ByJ.J. O’Donoghue and Matt Goulding on October 26, 2016
Japan’s third-largest city is a business hub, so leisure-ites come here for one reason only: food.
Courtesy Gohanya Isshin
There’s a saying in Japan: “Tokyo people ruin themselves by overspending on fine footwear, Kyoto people on fine clothing, and Osaka people on fine food.” Osakans live and die by kuidaore, or eating oneself bankrupt.
So obsessed is the city that one museum is entirely dedicated to… ramen (and, yes, the Momofuku Ando Instant Ramen Museum is totally worth it). Suntory was founded here, Cup Noddle was invented here, and kaiten sushi (conveyor belt sushi) originated here.
Tokyo may be the food capital of Japan by sheer numbers, but Osakans vie for the title with their enthusiasm. And in the neon-lit Dtonbori district alone, hundreds of vendors sell $1 takoyaki (octopus fritters) and $5 okonomiyaki (a savory pancake) in between packed bars and restaurants.

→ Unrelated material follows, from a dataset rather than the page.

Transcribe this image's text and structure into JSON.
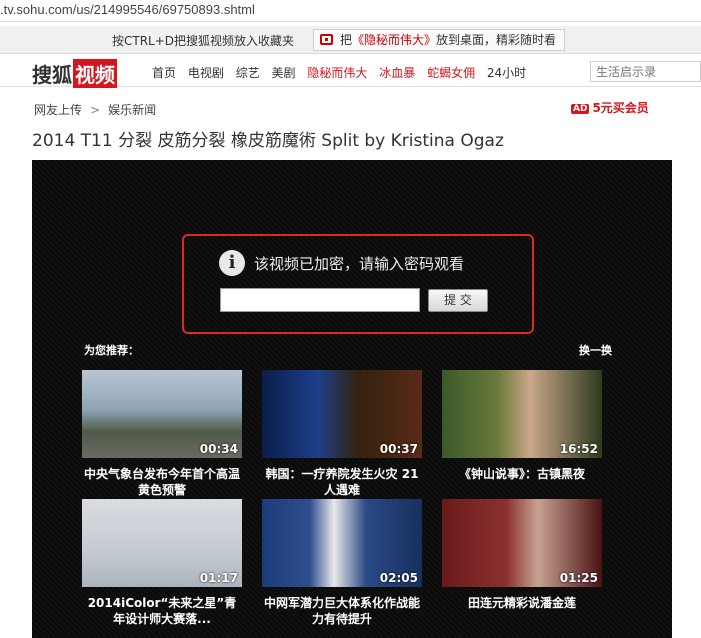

For the sophisticated traveler, these Osaka restaurants represent a different experience than braving the stalls and alleys. Where Kyoto is all about traditional dining, Osakan chefs want you to be engaged. Expect the same level of skill and presentation you’ll find across Japan, but in a livelier, relaxed atmosphere.